If you wish to know more, let me know.
To know more about Alistair Lawson, click here.
To know more about Philip Ensor, click here.
I have known Gilles Collaveri virtually since at least 2011. He wrote a comment on one of my blogs. I would have to do a little research to find his first comment. In the meantime, I’m putting a link to his site.
It’s worth the little detour.
History continues to be written on Lest We Forget…
David Greenlees was my uncle. Born in Glasgow in 1921, he volunteered for the RAF in 1940 and was posted to 203 Squadron at Borg El Arab airfield in Egypt. Borg El Arab was a desert airfield west of Alexandria and approximately eight miles from the coast. He served as part of the support staff for the squadron.
Conditions at the base were rudimentary. There were no buildings or hangars, only tents. Aircraft were serviced where they stood, while the runway was a strip of concrete covered in sand. David was issued with a .303 rifle, an entrenching tool, two blankets and 15 empty four gallon petrol cans. These were to be filled with sand and covered with a great coat to serve as a bed. He had to share a tent with three other Scots.
The desert conditions were the enemy. There was no water at the base, it was brought up by water bowser. Sea water was used to cook food and to make tea, when the fresh water ran out! The wind blew incessantly, covering everything from food to toilet paper with sand. Sandstorms were a regular occurrence. The smaller ones were called “Gibblies”, but even they could lift up a tent and deposit it elsewhere. At times, David had to sleep in his gas mask to get protection against sand blowing into the tent.
About the 40th Anniversary commemorative escorted tour of the Athabaskan Association in 1984
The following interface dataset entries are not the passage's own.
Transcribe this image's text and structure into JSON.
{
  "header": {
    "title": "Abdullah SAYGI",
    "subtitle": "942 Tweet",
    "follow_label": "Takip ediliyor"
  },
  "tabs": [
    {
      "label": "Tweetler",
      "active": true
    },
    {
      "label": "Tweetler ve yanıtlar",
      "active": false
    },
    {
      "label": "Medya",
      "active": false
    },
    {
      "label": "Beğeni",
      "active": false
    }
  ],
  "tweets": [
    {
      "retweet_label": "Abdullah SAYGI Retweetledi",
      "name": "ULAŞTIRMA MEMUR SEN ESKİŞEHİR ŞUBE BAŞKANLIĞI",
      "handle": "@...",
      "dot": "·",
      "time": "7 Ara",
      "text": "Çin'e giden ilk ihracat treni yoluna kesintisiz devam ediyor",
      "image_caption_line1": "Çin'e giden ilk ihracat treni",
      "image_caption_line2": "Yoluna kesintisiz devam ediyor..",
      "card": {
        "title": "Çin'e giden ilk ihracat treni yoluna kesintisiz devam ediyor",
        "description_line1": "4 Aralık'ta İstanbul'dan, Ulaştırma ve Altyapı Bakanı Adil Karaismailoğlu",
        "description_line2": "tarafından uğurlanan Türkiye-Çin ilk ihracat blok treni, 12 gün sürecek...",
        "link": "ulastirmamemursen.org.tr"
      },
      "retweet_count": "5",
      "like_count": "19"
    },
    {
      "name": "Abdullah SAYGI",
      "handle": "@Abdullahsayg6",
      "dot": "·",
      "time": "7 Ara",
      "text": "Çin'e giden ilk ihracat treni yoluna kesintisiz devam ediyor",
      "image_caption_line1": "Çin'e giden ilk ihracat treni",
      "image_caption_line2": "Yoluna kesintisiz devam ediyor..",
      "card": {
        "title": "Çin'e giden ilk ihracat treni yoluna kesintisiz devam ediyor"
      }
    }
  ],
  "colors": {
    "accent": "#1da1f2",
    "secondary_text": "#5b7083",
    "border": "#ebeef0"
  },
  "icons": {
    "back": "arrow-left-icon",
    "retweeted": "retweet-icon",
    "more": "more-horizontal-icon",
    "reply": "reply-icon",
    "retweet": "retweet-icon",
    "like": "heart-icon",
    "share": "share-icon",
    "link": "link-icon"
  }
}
These PDFs files are part of Alfred Kühn’s collection of memorabilia. His son Manfred has been sharing most of all he has about his father who was a sailor aboard the T24.